This northern species rarely pierces the U.S. / Canada border – about one a year – and these wayward individuals cause a furor in the birding community when they do: Massachusetts in 1975, Salton Sea in 2006, and McNary Dam in 1994, Washington’s only other record for the species. The population of Ross’s Gulls is estimated to be around 50,000, but this is very hard to estimate because breeding pairs are dispersed widely in very remote areas. In fact, no more than 10 pairs are found in Canada in any given year. The Committee on the Status of Endangered Wildlife in Canada lists the species as threatened and identifies oil development in the Beaufort and Chukchi seas as a potential threat to the large concentrations that gather there in fall. But, “given the rate at which climate change is affecting the Arctic, any obligate Arctic-adapted species should be considered under imminent threat … Climate change represents an unknown effect on the reproductive ecology of Ross’s Gulls.”

This tragic irony isn’t lost on me: driving hundreds of miles to see a bird whose species is under threat of oil development and climate change.
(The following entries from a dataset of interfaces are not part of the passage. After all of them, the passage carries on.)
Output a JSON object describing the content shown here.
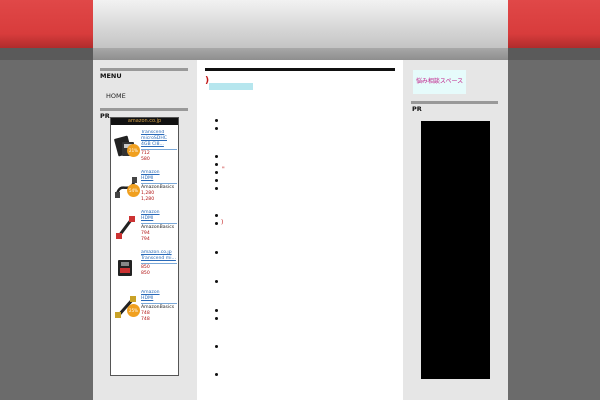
{
  "menu": {
    "title": "MENU",
    "items": [
      {
        "label": "HOME"
      }
    ]
  },
  "pr": {
    "title": "PR",
    "widget_header": "amazon.co.jp",
    "products": [
      {
        "title_lines": [
          "Transcend",
          "microSDHC",
          "4GB Cl8..."
        ],
        "brand": "",
        "price": "712",
        "price2": "580",
        "badge": "21%",
        "icon": "microsd-card-icon"
      },
      {
        "title_lines": [
          "Amazon",
          "HDMI"
        ],
        "brand": "AmazonBasics",
        "price": "1,280",
        "price2": "1,280",
        "badge": "54%",
        "icon": "hdmi-cable-icon"
      },
      {
        "title_lines": [
          "Amazon",
          "HDMI"
        ],
        "brand": "AmazonBasics",
        "price": "794",
        "price2": "794",
        "badge": "",
        "icon": "hdmi-cable-icon"
      },
      {
        "title_lines": [
          "amazon.co.jp",
          "Transcend mi..."
        ],
        "brand": "",
        "price": "850",
        "price2": "850",
        "badge": "",
        "icon": "sd-card-icon"
      },
      {
        "title_lines": [
          "Amazon",
          "HDMI"
        ],
        "brand": "AmazonBasics",
        "price": "748",
        "price2": "748",
        "badge": "25%",
        "icon": "hdmi-cable-icon"
      }
    ]
  },
  "main": {
    "heading_mark": ")",
    "red_marks": [
      "\"",
      ")"
    ]
  },
  "right": {
    "banner_text": "悩み相談スペース",
    "pr_title": "PR"
  },
  "colors": {
    "accent_red": "#d83c3c",
    "link_blue": "#2a6ab8",
    "price_red": "#b01010"
  }
}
The internal conflict between the adult bird conservation professional and the five-year-old gripping the dog-eared field guide was intense but short-lived. The kid won; I had to see this bird.
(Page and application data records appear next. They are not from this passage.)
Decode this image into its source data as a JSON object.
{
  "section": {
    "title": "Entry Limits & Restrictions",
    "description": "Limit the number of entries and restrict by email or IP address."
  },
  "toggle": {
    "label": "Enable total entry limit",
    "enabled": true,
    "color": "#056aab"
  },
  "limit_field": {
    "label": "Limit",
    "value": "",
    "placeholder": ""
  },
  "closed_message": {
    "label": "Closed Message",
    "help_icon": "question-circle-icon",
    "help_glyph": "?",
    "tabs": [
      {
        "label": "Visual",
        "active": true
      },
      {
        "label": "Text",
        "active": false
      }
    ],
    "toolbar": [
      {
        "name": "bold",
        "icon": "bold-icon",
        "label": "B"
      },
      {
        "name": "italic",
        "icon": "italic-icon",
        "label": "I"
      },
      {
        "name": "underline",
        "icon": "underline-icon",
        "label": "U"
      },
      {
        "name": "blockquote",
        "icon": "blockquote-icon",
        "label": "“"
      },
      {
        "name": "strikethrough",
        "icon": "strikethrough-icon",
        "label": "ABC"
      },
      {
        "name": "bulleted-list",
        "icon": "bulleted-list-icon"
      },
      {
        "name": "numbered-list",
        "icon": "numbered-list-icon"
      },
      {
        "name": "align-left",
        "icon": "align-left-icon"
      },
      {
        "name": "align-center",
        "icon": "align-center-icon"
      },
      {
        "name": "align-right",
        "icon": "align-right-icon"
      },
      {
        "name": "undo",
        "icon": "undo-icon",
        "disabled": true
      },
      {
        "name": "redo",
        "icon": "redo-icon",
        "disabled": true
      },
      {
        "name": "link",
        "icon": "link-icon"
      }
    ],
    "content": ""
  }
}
My alarm was set for 3am on Friday December 23, but I woke up at 2. This wasn’t what I was expecting when I set my head down on the pillow just three hours prior, but I needed to be on the road if I was going to make it back home to start the holidays that evening. I met friends Brendan and Todd and point our car east. The sun wouldn’t join us for another four hours. The excitement in the car was palpable, but we were careful to temper our enthusiasm in the face of the fact that threatens any successful bird chase: birds have wings.

After only a quick stop in Euphrata, we arrived at Palmer Lake – my first visit to this destination – at 9:45am. Other birders were present and had been working the lake shore since dawn. After finding the half-submerged deer carcass that gull had been frequenting since its discovery a week prior, we heard the phrase all bird chasers hate, but expect to hear: “you just missed it.”
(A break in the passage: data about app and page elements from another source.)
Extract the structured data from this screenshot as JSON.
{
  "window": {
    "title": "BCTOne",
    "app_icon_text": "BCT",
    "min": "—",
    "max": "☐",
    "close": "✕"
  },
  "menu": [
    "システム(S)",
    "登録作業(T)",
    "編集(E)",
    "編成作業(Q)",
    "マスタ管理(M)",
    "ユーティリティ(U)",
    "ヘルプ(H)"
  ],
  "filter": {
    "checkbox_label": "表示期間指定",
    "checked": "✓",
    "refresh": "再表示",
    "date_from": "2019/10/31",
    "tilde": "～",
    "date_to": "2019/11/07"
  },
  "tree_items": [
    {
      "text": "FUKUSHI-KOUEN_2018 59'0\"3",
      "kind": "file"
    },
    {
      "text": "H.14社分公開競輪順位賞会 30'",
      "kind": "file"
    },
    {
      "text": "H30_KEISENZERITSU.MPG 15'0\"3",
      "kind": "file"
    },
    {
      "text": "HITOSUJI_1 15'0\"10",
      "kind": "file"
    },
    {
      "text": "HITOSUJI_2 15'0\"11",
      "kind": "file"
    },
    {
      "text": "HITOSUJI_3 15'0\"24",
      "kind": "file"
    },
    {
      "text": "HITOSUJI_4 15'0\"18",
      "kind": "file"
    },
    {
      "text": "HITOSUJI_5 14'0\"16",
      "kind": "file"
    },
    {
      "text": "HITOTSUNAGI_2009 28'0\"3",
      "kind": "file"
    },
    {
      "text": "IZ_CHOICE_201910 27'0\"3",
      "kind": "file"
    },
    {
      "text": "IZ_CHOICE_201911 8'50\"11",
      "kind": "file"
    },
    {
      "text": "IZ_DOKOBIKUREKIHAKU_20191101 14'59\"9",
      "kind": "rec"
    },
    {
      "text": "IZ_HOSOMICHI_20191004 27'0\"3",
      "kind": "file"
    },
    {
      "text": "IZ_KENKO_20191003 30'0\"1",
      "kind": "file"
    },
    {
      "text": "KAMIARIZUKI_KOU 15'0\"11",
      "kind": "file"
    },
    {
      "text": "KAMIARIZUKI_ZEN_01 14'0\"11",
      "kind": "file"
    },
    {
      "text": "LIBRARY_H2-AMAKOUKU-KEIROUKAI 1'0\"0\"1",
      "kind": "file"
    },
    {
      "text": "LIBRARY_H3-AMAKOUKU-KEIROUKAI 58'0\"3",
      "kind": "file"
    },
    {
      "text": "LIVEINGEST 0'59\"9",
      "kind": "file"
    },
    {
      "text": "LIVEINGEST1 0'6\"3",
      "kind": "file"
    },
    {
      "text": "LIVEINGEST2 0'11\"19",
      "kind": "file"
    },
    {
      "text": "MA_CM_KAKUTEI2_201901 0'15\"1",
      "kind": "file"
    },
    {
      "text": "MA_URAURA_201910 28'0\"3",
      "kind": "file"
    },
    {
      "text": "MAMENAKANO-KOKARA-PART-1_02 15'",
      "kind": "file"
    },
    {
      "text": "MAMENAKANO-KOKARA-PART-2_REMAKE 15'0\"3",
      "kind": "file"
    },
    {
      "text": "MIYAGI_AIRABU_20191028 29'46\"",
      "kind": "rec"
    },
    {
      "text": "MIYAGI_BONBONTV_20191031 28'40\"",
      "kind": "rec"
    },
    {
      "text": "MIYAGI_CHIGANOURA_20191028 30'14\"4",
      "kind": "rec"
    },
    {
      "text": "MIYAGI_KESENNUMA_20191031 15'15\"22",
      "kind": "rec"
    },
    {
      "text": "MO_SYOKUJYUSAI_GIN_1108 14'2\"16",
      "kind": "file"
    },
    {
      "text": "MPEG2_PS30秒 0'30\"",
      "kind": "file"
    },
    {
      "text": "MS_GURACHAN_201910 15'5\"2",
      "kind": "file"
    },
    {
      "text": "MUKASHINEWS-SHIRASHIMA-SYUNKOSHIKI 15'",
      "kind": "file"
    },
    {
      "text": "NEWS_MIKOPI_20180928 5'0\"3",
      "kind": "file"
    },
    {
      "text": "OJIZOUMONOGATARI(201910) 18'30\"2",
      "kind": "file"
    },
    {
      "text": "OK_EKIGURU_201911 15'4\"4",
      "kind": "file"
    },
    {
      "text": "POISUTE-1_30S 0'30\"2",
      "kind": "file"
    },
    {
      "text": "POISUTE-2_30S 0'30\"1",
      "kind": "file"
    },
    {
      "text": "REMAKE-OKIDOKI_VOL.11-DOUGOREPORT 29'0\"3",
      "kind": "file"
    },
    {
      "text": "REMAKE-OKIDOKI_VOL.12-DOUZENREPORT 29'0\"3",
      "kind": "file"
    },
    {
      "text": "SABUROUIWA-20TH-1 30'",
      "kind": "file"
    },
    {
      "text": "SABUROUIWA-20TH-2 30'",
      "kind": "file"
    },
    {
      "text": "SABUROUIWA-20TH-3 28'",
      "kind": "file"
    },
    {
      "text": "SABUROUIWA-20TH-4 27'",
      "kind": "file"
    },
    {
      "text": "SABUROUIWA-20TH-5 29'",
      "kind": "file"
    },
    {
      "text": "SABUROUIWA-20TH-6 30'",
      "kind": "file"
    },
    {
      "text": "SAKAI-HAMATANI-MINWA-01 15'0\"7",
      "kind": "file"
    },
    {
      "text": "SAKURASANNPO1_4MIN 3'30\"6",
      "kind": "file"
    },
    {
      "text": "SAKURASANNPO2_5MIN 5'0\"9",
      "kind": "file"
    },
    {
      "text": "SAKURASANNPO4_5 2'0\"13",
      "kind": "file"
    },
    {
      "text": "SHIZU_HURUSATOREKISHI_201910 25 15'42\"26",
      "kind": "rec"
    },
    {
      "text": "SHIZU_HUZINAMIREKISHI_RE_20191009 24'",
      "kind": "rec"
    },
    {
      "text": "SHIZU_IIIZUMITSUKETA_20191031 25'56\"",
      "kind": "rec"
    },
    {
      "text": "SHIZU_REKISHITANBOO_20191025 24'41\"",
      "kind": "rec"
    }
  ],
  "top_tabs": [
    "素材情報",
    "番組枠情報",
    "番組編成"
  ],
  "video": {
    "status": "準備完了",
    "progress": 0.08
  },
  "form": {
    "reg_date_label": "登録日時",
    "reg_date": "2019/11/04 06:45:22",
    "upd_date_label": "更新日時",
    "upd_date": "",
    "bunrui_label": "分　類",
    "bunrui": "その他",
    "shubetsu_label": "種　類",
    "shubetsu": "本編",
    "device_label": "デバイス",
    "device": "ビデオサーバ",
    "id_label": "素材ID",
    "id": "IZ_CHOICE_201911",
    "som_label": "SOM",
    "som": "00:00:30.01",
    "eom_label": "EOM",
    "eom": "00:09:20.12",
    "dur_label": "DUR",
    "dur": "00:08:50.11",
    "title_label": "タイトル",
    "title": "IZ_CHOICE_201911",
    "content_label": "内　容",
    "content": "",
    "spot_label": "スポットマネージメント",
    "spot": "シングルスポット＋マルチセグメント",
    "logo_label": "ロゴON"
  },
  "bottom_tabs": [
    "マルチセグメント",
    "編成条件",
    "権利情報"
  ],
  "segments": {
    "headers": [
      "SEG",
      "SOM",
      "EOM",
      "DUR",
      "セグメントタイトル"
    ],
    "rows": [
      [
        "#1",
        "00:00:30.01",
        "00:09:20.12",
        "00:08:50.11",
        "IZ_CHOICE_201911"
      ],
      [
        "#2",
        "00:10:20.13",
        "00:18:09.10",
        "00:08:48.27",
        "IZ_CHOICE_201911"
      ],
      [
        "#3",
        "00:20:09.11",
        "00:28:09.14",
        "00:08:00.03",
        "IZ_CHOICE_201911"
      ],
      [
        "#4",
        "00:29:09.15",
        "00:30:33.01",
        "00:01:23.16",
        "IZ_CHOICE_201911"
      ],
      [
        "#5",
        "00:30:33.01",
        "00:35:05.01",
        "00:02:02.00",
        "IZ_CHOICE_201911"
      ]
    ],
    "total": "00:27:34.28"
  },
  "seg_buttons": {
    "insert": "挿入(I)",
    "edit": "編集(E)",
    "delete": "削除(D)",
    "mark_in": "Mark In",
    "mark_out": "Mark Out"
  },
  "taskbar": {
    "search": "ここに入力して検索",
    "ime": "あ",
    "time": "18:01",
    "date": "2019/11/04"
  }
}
We only had 2 hours to dedicate to the search so we quickly found an access towards the northern end of the lake. As I scanned the lake, I quickly found a small white gull circling the adjacent shore. “Hey guys I got a small white gull flying … wait … with dark underwings!” The gull had disappeared behind a point. We all sprinted down the ice-encrusted rocky shoreline to get a better look.

A crowd of birders at Palmer Lake, just a stone’s throw from the Canadian border in eastern Washington.

We couldn’t find it but we did find about 35 other birders up on the road with their scopes trained on where it had landed. Unfortunately, it was nothing more than a distant white dot obscured by a thick pile of reeds. For thirty minutes we waited in the cold and squinted through teary eyes to make out the pinkish wash on the white dot.

This view was hardly satisfactory, was the 5.5 hour drive for not?

Then, to the delight of the crowd, the gull went aloft to begin foraging on the opposite side of the lake. Watching a species for the first time is one of the most exhilarating parts about birding for me. Of course, there is the satisfaction on checking another box on your life list (the number of bird species you have seen in your life). But, even if it is a bird you have known about since you were a kid, you get to observe how it lives. I was transfixed by the birds’ buoyant flight as it wheeled back and forth and how it held its wings parallel to the ground facing the wind as it picked its food from the surface of the ice.

After just 45 minutes, we had to pull ourselves away to start the 5.5 hour drive home. My North American life list had grown by one; my inner five-year-old was ecstatic.

Ross’s Gull (c) Gregg Thompson

Ross’s Gull approaching the half-submerged deer carcass (c) Gregg Thompson